━━ Source material ━━

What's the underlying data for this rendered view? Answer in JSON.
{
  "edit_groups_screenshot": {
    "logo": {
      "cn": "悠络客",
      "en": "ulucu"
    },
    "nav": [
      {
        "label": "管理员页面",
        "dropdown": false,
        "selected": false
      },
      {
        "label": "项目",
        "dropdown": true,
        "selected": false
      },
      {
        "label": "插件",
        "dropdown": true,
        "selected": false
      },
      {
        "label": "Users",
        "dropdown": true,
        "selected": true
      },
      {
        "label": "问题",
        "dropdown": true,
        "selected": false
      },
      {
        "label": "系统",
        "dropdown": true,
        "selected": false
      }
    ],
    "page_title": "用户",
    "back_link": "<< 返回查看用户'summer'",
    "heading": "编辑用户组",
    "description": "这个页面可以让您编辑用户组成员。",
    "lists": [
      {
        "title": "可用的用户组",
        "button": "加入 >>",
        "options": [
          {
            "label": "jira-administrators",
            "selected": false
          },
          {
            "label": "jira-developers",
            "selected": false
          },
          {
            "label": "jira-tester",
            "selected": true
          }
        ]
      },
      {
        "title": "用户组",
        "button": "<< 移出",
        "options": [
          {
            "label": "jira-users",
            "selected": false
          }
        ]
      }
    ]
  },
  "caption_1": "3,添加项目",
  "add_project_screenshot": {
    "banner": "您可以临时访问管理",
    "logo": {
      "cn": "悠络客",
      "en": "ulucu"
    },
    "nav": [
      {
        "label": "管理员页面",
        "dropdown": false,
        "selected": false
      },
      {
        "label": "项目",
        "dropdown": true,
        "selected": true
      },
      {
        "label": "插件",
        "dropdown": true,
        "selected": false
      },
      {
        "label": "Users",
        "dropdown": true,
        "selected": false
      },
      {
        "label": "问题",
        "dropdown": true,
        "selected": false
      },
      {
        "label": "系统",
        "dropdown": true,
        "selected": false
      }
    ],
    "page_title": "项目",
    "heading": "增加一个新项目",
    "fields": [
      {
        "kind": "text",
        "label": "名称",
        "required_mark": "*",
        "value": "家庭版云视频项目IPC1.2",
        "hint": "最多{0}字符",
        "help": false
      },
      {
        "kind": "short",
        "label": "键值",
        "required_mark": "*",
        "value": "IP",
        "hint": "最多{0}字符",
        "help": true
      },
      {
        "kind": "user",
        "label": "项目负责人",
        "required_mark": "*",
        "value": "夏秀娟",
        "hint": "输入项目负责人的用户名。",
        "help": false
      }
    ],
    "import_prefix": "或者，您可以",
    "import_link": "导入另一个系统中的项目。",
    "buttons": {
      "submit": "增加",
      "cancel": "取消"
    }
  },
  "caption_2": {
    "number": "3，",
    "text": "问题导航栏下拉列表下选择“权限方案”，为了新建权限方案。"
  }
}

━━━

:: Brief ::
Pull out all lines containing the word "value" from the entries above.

:: Result of the task ::
        "value": "家庭版云视频项目IPC1.2",
        "value": "IP",
        "value": "夏秀娟",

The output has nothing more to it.